■ **RECORDS SUPPLIED**:
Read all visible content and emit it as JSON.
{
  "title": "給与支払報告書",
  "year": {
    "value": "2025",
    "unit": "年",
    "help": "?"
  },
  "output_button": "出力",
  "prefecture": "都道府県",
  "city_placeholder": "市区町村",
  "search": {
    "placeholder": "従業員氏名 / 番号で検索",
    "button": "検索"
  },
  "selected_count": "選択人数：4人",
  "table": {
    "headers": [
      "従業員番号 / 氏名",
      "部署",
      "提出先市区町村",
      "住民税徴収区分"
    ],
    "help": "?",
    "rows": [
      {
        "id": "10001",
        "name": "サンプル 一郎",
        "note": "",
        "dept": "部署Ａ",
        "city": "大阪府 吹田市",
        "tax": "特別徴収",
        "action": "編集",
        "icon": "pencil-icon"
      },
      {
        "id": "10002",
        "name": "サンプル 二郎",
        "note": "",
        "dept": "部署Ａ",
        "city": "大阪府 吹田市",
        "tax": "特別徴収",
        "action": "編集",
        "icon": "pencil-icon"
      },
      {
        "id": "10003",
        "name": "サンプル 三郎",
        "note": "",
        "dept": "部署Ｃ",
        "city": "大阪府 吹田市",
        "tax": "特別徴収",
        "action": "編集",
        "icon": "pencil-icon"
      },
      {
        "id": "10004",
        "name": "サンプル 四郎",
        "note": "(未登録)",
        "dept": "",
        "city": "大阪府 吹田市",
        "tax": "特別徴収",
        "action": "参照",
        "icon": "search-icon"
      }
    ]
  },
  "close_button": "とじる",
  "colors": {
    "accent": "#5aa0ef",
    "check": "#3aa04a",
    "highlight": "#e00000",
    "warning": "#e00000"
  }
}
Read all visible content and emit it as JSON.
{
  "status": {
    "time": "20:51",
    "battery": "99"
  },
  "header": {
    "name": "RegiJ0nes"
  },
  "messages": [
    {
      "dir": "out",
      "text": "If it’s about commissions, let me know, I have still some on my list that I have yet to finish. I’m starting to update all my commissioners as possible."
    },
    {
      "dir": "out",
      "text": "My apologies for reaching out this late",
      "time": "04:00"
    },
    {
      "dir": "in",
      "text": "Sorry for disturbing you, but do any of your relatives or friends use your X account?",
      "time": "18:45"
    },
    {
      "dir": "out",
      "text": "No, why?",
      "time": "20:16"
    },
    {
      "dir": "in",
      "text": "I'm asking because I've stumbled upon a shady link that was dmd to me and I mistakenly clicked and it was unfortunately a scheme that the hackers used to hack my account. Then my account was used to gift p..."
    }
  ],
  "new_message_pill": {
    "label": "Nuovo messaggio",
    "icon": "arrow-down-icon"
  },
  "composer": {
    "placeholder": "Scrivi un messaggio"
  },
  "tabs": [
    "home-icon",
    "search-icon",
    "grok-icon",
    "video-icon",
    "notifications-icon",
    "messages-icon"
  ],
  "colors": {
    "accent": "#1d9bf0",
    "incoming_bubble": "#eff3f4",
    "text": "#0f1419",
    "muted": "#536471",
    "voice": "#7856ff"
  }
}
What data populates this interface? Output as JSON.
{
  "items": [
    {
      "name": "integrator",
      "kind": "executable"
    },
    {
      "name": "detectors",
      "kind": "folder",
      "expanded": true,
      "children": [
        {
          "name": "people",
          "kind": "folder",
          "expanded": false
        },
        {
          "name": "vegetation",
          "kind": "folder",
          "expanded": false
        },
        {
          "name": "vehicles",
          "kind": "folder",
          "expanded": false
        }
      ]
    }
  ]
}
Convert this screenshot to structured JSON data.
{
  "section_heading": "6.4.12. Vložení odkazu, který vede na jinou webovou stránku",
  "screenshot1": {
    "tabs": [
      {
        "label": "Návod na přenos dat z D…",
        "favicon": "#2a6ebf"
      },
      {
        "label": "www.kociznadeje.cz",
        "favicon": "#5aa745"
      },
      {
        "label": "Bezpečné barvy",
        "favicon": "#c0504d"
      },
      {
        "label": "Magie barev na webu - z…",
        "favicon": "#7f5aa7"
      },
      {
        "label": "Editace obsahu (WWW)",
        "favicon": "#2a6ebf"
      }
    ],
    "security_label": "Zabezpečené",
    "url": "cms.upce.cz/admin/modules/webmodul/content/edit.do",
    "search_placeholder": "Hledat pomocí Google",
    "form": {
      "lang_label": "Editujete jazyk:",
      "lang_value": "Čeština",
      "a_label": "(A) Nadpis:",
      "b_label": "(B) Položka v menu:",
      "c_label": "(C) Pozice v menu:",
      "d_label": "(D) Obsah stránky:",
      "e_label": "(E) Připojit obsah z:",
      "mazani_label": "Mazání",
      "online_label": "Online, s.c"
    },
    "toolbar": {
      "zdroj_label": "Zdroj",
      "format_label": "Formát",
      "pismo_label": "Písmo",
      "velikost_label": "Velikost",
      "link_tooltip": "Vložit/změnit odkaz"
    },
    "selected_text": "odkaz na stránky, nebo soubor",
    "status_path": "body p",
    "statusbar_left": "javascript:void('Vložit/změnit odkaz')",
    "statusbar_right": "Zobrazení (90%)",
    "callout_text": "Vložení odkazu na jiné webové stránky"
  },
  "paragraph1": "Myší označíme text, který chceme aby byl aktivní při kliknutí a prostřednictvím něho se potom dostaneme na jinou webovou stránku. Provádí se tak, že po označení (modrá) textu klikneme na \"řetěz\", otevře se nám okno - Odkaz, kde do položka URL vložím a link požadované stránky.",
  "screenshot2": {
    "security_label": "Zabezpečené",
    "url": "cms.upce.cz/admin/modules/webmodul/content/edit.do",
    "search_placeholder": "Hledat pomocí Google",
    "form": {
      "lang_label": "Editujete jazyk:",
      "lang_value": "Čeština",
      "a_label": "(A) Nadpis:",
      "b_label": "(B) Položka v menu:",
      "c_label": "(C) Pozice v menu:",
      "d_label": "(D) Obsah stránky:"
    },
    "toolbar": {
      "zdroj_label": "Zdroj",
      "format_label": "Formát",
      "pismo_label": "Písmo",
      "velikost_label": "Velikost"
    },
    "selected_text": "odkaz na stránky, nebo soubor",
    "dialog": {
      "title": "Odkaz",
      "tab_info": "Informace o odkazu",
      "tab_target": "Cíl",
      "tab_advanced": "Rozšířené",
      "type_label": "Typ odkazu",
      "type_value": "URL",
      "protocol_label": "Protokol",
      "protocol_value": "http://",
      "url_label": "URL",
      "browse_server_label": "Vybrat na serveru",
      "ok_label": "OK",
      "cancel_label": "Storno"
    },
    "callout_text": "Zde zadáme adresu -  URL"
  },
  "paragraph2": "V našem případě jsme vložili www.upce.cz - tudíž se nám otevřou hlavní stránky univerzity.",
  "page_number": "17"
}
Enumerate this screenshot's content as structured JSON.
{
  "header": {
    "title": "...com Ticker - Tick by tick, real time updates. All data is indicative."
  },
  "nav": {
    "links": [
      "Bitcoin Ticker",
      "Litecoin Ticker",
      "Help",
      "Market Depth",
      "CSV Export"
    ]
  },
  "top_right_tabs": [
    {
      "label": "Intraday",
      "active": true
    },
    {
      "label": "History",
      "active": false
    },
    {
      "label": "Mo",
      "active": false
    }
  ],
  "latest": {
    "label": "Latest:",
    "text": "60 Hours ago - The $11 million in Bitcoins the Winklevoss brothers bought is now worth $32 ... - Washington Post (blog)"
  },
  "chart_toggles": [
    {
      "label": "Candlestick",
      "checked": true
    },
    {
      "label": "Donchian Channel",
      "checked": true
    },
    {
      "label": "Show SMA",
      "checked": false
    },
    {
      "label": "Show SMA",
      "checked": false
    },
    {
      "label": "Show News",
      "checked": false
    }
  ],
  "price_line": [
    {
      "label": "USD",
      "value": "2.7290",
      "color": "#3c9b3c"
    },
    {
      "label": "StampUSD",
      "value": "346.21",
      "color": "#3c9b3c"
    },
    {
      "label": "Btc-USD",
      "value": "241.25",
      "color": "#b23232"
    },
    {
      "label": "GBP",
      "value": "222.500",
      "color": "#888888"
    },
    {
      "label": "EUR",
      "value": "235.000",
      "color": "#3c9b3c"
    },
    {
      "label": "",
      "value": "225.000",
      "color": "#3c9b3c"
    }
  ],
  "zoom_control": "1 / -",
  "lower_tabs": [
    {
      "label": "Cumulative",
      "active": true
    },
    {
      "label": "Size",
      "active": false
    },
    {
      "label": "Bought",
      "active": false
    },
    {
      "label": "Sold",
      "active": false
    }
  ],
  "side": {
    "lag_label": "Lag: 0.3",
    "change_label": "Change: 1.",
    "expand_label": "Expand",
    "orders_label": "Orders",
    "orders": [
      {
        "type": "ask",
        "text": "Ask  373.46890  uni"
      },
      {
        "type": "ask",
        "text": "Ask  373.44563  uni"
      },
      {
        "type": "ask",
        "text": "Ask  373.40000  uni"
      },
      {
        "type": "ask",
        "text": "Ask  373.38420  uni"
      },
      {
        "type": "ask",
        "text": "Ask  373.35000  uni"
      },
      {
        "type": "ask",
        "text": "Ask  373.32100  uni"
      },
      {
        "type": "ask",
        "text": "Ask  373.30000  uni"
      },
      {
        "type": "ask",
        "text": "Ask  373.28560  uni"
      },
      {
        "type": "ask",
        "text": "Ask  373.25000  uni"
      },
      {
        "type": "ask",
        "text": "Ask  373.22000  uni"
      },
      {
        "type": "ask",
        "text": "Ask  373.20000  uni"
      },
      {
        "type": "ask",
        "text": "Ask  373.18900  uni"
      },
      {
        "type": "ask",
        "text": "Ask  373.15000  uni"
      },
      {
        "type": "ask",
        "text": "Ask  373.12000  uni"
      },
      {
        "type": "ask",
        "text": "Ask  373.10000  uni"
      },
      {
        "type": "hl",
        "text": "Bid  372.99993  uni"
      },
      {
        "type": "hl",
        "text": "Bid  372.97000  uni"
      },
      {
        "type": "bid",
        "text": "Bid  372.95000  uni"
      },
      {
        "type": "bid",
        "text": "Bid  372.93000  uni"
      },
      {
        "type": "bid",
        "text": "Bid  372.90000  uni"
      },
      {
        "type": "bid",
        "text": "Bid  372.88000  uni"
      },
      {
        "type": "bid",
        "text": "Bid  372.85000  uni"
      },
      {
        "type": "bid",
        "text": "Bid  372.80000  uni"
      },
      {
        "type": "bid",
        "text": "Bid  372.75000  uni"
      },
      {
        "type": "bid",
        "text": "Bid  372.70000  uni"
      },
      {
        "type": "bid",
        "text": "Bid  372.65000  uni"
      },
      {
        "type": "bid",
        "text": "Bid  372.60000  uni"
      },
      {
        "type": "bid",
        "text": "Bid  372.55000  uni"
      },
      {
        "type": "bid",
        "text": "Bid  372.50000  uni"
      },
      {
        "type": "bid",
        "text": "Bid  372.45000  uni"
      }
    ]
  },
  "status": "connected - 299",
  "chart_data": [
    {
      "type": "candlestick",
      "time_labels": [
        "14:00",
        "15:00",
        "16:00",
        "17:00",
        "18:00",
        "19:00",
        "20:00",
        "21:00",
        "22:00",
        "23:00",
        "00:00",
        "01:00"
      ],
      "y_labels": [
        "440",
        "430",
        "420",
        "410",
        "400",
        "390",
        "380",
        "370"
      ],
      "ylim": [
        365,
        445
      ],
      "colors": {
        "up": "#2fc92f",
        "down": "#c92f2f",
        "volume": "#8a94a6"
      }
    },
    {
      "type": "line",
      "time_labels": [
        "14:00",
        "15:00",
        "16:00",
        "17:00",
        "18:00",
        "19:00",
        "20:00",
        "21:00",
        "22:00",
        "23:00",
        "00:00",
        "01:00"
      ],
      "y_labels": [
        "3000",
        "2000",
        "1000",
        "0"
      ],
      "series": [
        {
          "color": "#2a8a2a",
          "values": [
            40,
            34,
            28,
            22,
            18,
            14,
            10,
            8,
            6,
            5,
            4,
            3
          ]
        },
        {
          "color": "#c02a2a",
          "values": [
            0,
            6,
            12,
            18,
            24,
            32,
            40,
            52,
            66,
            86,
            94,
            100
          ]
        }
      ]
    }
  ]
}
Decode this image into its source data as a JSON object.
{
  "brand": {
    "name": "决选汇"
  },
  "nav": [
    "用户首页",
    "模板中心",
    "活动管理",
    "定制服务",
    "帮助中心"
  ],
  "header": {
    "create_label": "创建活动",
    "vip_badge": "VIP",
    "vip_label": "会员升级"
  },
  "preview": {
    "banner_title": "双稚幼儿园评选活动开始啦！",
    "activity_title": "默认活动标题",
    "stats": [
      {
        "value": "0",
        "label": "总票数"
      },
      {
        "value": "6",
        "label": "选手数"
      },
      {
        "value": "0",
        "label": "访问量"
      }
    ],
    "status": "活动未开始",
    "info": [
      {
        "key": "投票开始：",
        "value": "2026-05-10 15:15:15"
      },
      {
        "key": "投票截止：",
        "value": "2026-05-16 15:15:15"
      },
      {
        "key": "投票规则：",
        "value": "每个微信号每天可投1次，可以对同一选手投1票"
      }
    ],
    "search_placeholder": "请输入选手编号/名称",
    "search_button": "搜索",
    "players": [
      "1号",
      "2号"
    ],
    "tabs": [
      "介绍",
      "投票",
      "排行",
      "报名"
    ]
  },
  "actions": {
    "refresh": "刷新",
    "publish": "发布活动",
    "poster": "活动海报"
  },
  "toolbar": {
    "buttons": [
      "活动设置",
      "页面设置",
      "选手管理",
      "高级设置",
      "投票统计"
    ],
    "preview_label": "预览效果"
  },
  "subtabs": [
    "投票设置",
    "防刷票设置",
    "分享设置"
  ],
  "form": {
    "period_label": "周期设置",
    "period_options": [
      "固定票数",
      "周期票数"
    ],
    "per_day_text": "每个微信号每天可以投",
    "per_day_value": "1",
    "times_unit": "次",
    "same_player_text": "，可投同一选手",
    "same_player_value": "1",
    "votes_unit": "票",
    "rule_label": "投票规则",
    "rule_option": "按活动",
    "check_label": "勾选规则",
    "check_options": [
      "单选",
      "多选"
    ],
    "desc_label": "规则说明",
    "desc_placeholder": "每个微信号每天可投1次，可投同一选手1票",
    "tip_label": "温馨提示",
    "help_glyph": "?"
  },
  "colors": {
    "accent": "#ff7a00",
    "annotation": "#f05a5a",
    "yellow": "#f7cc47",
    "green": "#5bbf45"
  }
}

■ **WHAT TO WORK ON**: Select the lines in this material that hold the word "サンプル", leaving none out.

■ **EXERCISE SOLUTION**:
        "name": "サンプル 一郎",
        "name": "サンプル 二郎",
        "name": "サンプル 三郎",
        "name": "サンプル 四郎",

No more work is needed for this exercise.